## [Provided data]

---

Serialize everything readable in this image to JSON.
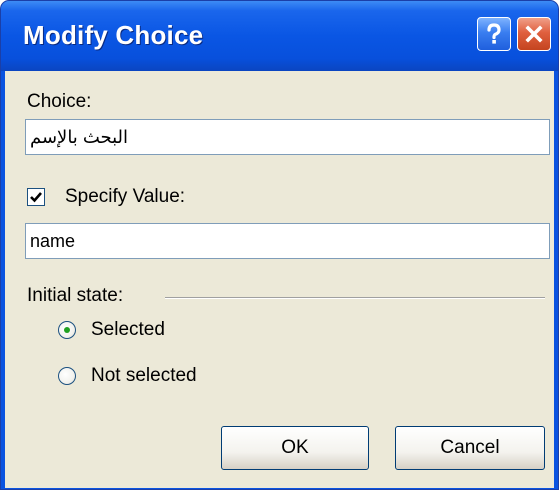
{
  "window": {
    "title": "Modify Choice",
    "help_label": "?",
    "close_label": "✕"
  },
  "choice": {
    "label": "Choice:",
    "value": "البحث بالإسم"
  },
  "specify_value": {
    "label": "Specify Value:",
    "checked": true,
    "value": "name"
  },
  "initial_state": {
    "label": "Initial state:",
    "options": [
      {
        "label": "Selected",
        "selected": true
      },
      {
        "label": "Not selected",
        "selected": false
      }
    ]
  },
  "buttons": {
    "ok": "OK",
    "cancel": "Cancel"
  },
  "colors": {
    "titlebar": "#0a56e4",
    "dialog_bg": "#ece9d8",
    "radio_dot": "#21a121"
  }
}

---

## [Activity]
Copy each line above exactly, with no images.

## [Answer section]
Serialize everything readable in this image to JSON.
{
  "window": {
    "title": "Modify Choice",
    "help_label": "?",
    "close_label": "✕"
  },
  "choice": {
    "label": "Choice:",
    "value": "البحث بالإسم"
  },
  "specify_value": {
    "label": "Specify Value:",
    "checked": true,
    "value": "name"
  },
  "initial_state": {
    "label": "Initial state:",
    "options": [
      {
        "label": "Selected",
        "selected": true
      },
      {
        "label": "Not selected",
        "selected": false
      }
    ]
  },
  "buttons": {
    "ok": "OK",
    "cancel": "Cancel"
  },
  "colors": {
    "titlebar": "#0a56e4",
    "dialog_bg": "#ece9d8",
    "radio_dot": "#21a121"
  }
}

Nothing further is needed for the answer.